Christine Stuart photo

In what may seem to cynics like another attempt to win back the support of school teachers, Gov. Dannel P. Malloy proposed exempting 50 percent of teachers’ pensions from state income tax.

The proposal will cost the state $23.1 million in 2015 and $23.7 million in 2016.

Malloy said it’s been something he’s been wanting to do since his first run for governor, but the state’s fiscal condition didn’t allow it until now.

“This is an item I’ve wanted to do since 2006 when I first met with a group of retirees and realized they were treated so unfairly,” Malloy said.

He pointed out that teachers do not receive Social Security, so their pension is generally their only form of income.
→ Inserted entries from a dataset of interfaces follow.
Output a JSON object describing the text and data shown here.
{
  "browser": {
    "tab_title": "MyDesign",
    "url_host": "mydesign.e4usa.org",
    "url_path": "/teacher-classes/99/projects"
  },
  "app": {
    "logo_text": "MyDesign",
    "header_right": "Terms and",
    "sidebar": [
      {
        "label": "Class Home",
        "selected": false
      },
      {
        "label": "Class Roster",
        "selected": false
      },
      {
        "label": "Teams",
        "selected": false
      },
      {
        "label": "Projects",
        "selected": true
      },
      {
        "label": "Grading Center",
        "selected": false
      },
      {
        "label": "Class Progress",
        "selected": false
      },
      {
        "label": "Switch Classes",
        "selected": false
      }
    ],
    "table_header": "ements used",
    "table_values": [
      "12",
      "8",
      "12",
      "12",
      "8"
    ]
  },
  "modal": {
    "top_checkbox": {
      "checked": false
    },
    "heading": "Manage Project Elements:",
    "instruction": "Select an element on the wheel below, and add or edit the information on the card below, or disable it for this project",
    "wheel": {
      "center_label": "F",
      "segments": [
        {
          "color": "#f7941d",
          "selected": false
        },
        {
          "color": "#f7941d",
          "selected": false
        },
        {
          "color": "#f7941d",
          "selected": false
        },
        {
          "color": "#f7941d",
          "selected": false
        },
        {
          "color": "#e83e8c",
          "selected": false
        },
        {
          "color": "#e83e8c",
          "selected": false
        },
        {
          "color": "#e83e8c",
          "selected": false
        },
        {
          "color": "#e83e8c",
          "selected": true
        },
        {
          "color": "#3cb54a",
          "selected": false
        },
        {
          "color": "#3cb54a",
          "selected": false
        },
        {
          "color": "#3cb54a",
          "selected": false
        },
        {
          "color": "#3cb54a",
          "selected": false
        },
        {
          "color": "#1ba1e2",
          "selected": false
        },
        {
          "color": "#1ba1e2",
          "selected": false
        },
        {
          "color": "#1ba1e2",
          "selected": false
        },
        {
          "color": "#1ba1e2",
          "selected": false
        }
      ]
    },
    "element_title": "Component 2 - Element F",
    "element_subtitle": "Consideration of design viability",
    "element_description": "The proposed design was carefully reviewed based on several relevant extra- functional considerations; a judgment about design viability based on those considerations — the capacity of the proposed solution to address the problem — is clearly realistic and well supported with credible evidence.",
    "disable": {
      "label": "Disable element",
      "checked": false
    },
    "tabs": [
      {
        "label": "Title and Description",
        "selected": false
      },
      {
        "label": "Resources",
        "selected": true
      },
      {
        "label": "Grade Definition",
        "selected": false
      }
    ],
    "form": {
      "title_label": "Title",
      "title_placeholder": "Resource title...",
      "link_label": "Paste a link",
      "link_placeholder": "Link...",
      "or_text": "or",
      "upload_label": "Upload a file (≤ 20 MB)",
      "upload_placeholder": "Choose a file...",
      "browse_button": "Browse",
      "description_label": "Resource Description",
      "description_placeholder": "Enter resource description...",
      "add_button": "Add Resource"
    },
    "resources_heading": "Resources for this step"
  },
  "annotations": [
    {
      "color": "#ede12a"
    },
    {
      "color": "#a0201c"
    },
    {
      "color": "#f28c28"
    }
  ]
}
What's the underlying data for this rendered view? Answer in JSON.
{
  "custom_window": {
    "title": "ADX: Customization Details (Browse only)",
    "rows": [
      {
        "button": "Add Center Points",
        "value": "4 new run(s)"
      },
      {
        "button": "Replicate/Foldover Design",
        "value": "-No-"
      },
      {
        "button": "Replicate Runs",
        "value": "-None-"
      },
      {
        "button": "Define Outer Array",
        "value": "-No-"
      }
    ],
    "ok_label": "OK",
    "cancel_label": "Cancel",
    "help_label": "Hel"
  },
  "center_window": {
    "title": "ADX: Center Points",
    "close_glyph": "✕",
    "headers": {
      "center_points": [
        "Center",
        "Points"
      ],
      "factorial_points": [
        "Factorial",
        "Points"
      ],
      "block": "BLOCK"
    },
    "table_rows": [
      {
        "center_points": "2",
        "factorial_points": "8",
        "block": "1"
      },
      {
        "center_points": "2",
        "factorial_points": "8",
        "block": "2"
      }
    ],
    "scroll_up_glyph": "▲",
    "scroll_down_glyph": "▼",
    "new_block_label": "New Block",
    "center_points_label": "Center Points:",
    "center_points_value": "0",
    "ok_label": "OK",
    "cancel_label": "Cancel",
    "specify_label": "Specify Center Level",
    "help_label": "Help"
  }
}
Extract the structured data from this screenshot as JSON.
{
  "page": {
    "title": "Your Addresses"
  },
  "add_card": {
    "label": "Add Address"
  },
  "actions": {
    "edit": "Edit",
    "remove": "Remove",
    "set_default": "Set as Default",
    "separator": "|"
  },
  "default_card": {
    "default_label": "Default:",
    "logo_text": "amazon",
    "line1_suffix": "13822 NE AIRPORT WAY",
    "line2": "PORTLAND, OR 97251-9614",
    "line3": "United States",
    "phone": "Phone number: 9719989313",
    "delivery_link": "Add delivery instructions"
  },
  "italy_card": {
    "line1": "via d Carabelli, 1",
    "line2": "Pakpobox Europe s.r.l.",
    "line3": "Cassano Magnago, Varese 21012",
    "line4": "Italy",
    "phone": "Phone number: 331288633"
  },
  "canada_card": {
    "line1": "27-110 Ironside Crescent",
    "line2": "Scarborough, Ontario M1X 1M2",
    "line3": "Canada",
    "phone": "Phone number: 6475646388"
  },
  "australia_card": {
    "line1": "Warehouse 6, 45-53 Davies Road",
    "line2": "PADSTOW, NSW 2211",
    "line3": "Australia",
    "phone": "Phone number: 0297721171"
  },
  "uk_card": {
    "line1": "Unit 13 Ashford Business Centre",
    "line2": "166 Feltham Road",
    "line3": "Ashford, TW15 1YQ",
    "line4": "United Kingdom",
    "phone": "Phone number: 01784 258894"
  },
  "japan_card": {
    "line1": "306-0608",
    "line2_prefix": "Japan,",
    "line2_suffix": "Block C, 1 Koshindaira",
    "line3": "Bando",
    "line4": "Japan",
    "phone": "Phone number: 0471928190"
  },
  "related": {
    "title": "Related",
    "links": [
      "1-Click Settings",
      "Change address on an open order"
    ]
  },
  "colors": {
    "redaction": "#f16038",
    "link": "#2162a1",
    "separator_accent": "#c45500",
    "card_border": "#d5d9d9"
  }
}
But most states with an income tax apply the levy to teachers’ pensions. There are only five states that don’t tax teacher pension income, according to this report compiled by the Office of Legislative Research.

Tom Singleton, president of the Association of Retired Teachers of Connecticut, said he thinks Malloy is “pretty clever in doing this because studies show that the more we take from teachers the more apt they are to move away. They like the warm weather in Florida.”

He said the money will stay in the state and benefit both the individual teacher and the economy.

Malloy upset teachers across the state when he told them in his 2012 budget address that, “Basically the only thing you have to do is show up for four years. Do that, and tenure is yours.”

In addition to exempting half a teacher’s pension from state income tax, Malloy proposed exempting over-the-counter medication from sales tax, a two-day state park fee holiday, exempting municipal health care plans from insurance premiums, and extending an angel investor tax credit. The proposals total about $51.5 million in 2015 and $52.9 million in 2016.

Angelo DeFazio of Arrow Pharmacies in Hartford said that two years ago when the state taxed over-the-counter medications for the first time, he received “quite a tongue-lashing at the register when people had to dip back into their wallets to make that payment.”

DeFazio said the decision to reinstate the exemption was a pleasant surprise.

Elizabeth Gara, executive director of the Council of Small Towns, was equally surprised. She said getting rid of the premium tax was at the top of her members list. She said it’s a large burden for smaller communities that can’t self-insure.

It will cost the state about $8.7 million in the first year and $9 million in the second year.

The money from these proposals are coming from what Malloy anticipates will be increased revenues.

“We are seeing revenue growth. We are meeting targets. We are exceeding targets,” Malloy said. On the spending side, Malloy said he’s kept spending at 2.8 percent and plans to continue to do that.

“I asked for shared sacrifice. I want to share the good times, the better times. They’re not good times. The better times,” Malloy said.

A spokesman for the House Republicans said these proposals are all recurring expenses and will add to what legislative analysts are predicting will be a $1.1 billion deficit in 2016.

Pat O’Neil, a spokesman for the House Republican caucus, said the $247 million in tax relief put forth last week by Republicans was paid for and didn’t add to any future deficit.

“It’s not clear to me how they are going to pay for this,” O’Neil said. “They have not defined how they are going to pay for this.”

Malloy Spokesman Andrew Doba chuckled at O’Neil’s comment and wondered if he was referring to the same Republicans who proposed a plan paid for “with a surplus they deny even exists.”

Sen. Minority Leader John McKinney, who is running for governor, invoked Eminem in his statement on the proposal, asking “Will the real Dan Malloy please stand up?”

“Three years ago, Governor Malloy rejected Republican ideas and instead chose to raise the income tax, the sales tax, the property tax and the gas tax, to name a few,” McKinney said. “Today, nearly 40 percent of Connecticut residents are on the brink of financial calamity, homeless shelters are overflowing, and families and businesses are struggling to pay their bills. That is shameful.”